(App and web page records)
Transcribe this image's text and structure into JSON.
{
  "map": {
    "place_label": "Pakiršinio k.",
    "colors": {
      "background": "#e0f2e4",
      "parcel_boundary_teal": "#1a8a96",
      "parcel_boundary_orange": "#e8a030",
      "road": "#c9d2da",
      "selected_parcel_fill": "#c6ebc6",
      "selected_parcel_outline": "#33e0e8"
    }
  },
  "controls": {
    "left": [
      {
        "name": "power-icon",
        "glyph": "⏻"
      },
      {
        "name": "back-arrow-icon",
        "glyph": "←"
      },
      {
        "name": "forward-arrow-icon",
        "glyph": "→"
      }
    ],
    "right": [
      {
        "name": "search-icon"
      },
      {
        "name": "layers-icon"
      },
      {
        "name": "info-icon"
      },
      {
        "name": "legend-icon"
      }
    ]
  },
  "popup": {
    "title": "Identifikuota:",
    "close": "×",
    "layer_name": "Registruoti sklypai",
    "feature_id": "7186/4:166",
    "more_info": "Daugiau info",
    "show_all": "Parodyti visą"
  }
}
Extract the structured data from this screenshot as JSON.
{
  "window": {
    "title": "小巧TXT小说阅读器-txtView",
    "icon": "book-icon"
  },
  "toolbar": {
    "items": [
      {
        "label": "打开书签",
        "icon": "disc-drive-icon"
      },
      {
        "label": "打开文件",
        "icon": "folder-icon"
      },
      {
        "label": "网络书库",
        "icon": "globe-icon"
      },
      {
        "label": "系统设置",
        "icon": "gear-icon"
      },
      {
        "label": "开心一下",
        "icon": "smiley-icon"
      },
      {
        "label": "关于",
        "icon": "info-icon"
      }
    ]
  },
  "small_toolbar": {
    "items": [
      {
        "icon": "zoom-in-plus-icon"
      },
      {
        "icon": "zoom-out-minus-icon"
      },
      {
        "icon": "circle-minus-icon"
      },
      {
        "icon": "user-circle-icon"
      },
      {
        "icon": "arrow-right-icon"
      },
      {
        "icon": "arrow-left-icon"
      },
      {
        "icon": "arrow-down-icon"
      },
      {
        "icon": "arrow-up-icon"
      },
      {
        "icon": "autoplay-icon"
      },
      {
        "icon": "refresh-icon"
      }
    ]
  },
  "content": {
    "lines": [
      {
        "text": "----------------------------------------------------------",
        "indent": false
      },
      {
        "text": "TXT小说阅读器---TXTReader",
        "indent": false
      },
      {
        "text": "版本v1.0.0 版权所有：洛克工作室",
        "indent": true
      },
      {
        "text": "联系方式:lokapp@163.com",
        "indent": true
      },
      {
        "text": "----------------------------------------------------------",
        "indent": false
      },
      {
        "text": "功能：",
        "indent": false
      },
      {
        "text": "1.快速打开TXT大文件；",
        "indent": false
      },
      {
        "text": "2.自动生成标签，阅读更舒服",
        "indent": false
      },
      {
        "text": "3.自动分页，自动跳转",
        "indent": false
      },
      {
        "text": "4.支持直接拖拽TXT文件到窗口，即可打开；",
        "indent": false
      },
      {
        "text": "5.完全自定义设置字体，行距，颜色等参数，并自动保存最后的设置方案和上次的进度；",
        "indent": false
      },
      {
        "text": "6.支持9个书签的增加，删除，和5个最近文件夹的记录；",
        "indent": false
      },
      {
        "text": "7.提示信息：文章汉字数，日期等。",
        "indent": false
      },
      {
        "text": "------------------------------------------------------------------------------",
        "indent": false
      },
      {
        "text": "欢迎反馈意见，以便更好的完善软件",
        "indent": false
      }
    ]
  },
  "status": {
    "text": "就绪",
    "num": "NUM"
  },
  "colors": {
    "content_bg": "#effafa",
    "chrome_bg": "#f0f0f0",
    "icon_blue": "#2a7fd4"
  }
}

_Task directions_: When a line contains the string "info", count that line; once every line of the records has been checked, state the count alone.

_Response to this exercise_: 3